We loved the Learning Tools add-on for OneNote which included dication and a host of accessibility features and were keen to give dictation a whirl in Outlook.
Enabling Dictation in Office 365
Luckily, there’s very little to set-up as this is a feature that’s enabled by default in an office upgrade. It uses Microsoft’s intelligent services (just like the automatic Alt-Text feature for inserted images) so you’ll need an internet connection – dictation can’t be used offline. If you can’t get dictate to work, check Intelligent Services is enabled in the File, Options, General tab. Your Office account must also be up to date.
Using Office 365 Dictate in Outlook
In a new email, click the Dictate button on the right hand of the Ribbon Home tab. The dropdown menu shows the languages this is available in. This should default to your Windows locale and having UK English gives me a good excuse to test for UK spelling.
It’s unlikely many built-in pc microphones will provide good results in a noisy office so I grabbed a Sennheiser headset and recorded the following:
My favourite colour is purple to wear and green to see. I also like black but it’s not really a colour.

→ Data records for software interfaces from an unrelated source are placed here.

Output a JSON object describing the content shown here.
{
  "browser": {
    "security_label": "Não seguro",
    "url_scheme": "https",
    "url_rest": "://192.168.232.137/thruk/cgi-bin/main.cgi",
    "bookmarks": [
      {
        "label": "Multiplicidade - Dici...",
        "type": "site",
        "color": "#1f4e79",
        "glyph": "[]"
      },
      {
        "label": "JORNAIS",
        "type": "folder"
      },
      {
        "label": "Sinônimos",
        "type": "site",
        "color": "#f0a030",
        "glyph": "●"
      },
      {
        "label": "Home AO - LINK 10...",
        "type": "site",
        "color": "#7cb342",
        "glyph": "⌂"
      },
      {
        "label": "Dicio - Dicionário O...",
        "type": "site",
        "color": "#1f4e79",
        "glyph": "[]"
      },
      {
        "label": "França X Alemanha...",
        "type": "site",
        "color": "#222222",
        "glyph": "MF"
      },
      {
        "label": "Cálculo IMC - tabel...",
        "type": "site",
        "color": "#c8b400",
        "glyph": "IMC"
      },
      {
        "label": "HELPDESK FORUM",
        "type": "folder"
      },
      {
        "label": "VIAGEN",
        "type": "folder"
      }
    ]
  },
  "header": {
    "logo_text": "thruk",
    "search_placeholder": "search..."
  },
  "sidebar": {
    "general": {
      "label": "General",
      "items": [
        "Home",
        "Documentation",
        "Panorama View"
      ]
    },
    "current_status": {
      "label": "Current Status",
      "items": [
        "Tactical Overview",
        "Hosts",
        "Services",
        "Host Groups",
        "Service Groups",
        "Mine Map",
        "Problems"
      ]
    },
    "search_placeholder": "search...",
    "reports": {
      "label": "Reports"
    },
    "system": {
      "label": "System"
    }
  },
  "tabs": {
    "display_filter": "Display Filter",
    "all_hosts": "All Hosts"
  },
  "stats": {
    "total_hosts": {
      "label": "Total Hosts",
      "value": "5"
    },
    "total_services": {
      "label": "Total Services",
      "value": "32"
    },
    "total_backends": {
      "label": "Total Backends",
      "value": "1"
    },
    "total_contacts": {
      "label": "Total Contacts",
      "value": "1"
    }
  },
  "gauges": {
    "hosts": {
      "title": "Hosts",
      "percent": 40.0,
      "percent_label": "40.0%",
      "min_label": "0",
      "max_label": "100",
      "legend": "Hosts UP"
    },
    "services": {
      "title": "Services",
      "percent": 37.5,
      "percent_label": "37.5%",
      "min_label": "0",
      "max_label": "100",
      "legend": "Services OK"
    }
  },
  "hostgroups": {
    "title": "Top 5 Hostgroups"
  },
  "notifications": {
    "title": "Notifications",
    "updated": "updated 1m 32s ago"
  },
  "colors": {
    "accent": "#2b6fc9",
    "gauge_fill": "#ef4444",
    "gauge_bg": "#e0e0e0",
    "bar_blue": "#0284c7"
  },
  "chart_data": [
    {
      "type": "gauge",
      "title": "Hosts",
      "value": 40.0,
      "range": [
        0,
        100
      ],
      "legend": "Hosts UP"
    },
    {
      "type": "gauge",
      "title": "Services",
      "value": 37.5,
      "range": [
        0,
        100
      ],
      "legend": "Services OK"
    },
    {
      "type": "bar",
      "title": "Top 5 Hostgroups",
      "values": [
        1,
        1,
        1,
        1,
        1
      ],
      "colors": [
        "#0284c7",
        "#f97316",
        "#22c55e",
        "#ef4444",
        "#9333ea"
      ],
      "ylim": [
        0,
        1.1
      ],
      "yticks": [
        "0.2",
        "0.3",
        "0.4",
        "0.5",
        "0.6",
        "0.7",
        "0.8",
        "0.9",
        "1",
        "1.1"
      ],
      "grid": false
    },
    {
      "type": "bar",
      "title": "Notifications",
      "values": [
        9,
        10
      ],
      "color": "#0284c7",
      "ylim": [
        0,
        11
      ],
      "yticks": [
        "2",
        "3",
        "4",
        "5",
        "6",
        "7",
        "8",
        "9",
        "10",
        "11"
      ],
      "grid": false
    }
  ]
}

I still can’t get dictation to type pounds.
My favourite neighbour is the one down the road with the aluminium blinds.
I drank too much at a party and made a bit of an arse of myself.
It’s my mum’s birthday soon.
You need to specifically add punctuation by saying ‘full stop’ or ‘period’, etc. and also formatting such as ‘new line’ to add a carriage return. I was speaking in a normal cadence but did add a bit of a Windsor accent. This is the result:
Quite an impressive outcome. I like the way offensive words are automatically censored. Spelling is UK English. Why it shortened road I don’t know and the final ‘I’ would have been capitalised had I said ‘new line’ to move to a different paragraph. And I still can’t figure out how to get it to type a £ symbol.
You can say the following to add punctuation:
This should be a real boon for users and because it uses Microsoft’s online intelligent services with machine learning, recognition and accuracy should improve over time.